*** Given records Section Begins ***

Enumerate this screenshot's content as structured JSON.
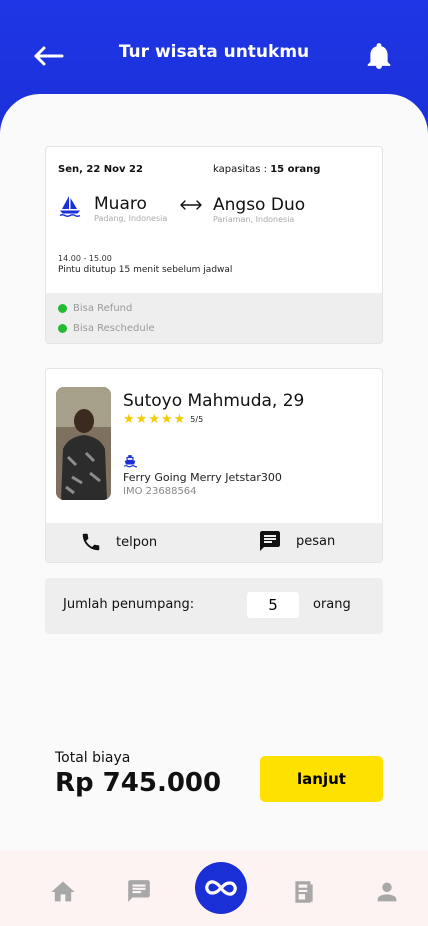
{
  "header": {
    "title": "Tur wisata untukmu"
  },
  "trip": {
    "date": "Sen, 22 Nov 22",
    "capacity_label": "kapasitas : ",
    "capacity_value": "15 orang",
    "origin": "Muaro",
    "origin_region": "Padang, Indonesia",
    "destination": "Angso Duo",
    "destination_region": "Pariaman, Indonesia",
    "time": "14.00 - 15.00",
    "note": "Pintu ditutup 15 menit sebelum jadwal",
    "policies": [
      "Bisa Refund",
      "Bisa Reschedule"
    ]
  },
  "captain": {
    "name": "Sutoyo Mahmuda, 29",
    "rating": "5/5",
    "stars": 5,
    "ship_name": "Ferry Going Merry Jetstar300",
    "imo": "IMO 23688564",
    "call_label": "telpon",
    "message_label": "pesan"
  },
  "passengers": {
    "label": "Jumlah penumpang:",
    "count": "5",
    "unit": "orang"
  },
  "summary": {
    "total_label": "Total biaya",
    "total_amount": "Rp 745.000",
    "next_label": "lanjut"
  },
  "bottom_nav": {
    "items": [
      "home-icon",
      "chat-icon",
      "infinity-icon",
      "ticket-icon",
      "profile-icon"
    ]
  },
  "colors": {
    "primary": "#1b2fd6",
    "accent": "#ffe100",
    "success": "#22bb33",
    "star": "#f4cb00"
  }
}
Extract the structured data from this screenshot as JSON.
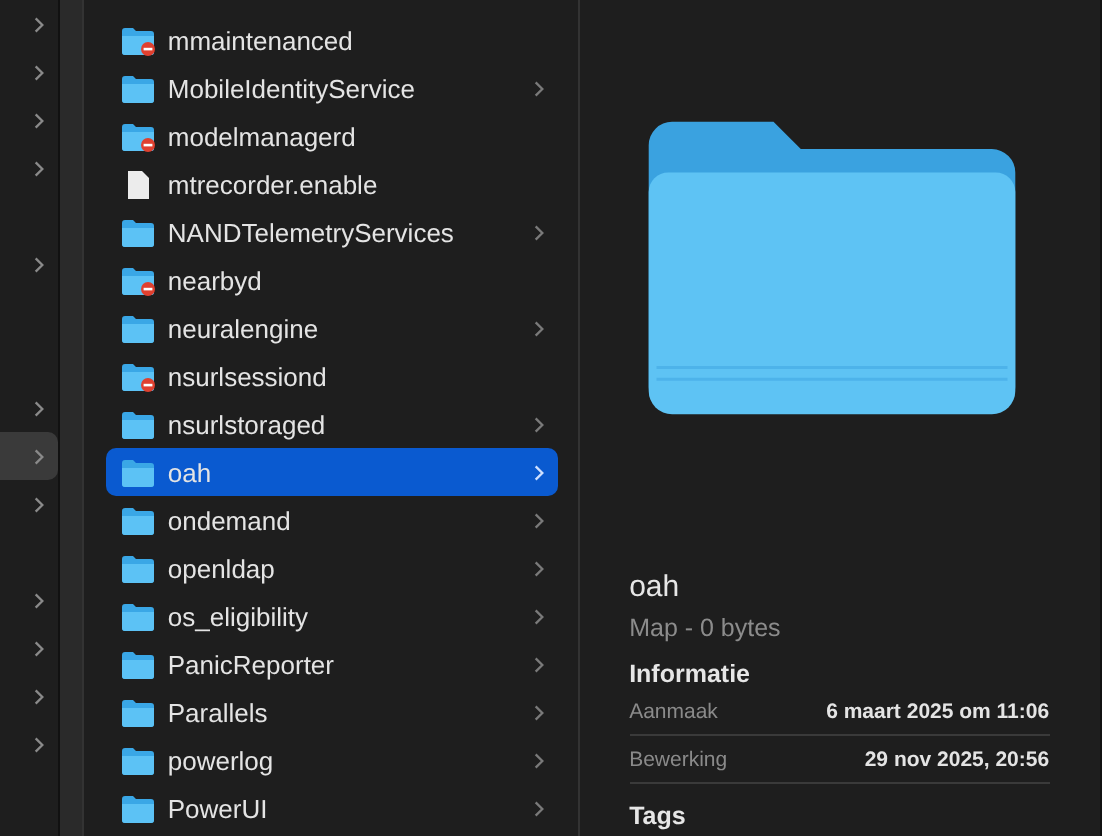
{
  "sidebar": {
    "items": [
      {
        "chevron": true,
        "selected": false
      },
      {
        "chevron": true,
        "selected": false
      },
      {
        "chevron": true,
        "selected": false
      },
      {
        "chevron": true,
        "selected": false
      },
      {
        "chevron": false,
        "selected": false
      },
      {
        "chevron": true,
        "selected": false
      },
      {
        "chevron": false,
        "selected": false
      },
      {
        "chevron": false,
        "selected": false
      },
      {
        "chevron": true,
        "selected": false
      },
      {
        "chevron": true,
        "selected": true
      },
      {
        "chevron": true,
        "selected": false
      },
      {
        "chevron": false,
        "selected": false
      },
      {
        "chevron": true,
        "selected": false
      },
      {
        "chevron": true,
        "selected": false
      },
      {
        "chevron": true,
        "selected": false
      },
      {
        "chevron": true,
        "selected": false
      }
    ]
  },
  "files": [
    {
      "name": "mmaintenanced",
      "kind": "restricted",
      "chevron": false,
      "selected": false
    },
    {
      "name": "MobileIdentityService",
      "kind": "folder",
      "chevron": true,
      "selected": false
    },
    {
      "name": "modelmanagerd",
      "kind": "restricted",
      "chevron": false,
      "selected": false
    },
    {
      "name": "mtrecorder.enable",
      "kind": "file",
      "chevron": false,
      "selected": false
    },
    {
      "name": "NANDTelemetryServices",
      "kind": "folder",
      "chevron": true,
      "selected": false
    },
    {
      "name": "nearbyd",
      "kind": "restricted",
      "chevron": false,
      "selected": false
    },
    {
      "name": "neuralengine",
      "kind": "folder",
      "chevron": true,
      "selected": false
    },
    {
      "name": "nsurlsessiond",
      "kind": "restricted",
      "chevron": false,
      "selected": false
    },
    {
      "name": "nsurlstoraged",
      "kind": "folder",
      "chevron": true,
      "selected": false
    },
    {
      "name": "oah",
      "kind": "folder",
      "chevron": true,
      "selected": true
    },
    {
      "name": "ondemand",
      "kind": "folder",
      "chevron": true,
      "selected": false
    },
    {
      "name": "openldap",
      "kind": "folder",
      "chevron": true,
      "selected": false
    },
    {
      "name": "os_eligibility",
      "kind": "folder",
      "chevron": true,
      "selected": false
    },
    {
      "name": "PanicReporter",
      "kind": "folder",
      "chevron": true,
      "selected": false
    },
    {
      "name": "Parallels",
      "kind": "folder",
      "chevron": true,
      "selected": false
    },
    {
      "name": "powerlog",
      "kind": "folder",
      "chevron": true,
      "selected": false
    },
    {
      "name": "PowerUI",
      "kind": "folder",
      "chevron": true,
      "selected": false
    }
  ],
  "preview": {
    "name": "oah",
    "subtitle": "Map - 0 bytes",
    "section": "Informatie",
    "info": [
      {
        "label": "Aanmaak",
        "value": "6 maart 2025 om 11:06"
      },
      {
        "label": "Bewerking",
        "value": "29 nov 2025, 20:56"
      }
    ],
    "tags": "Tags"
  }
}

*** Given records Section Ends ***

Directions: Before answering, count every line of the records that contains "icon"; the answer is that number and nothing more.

Answer to this problem: 5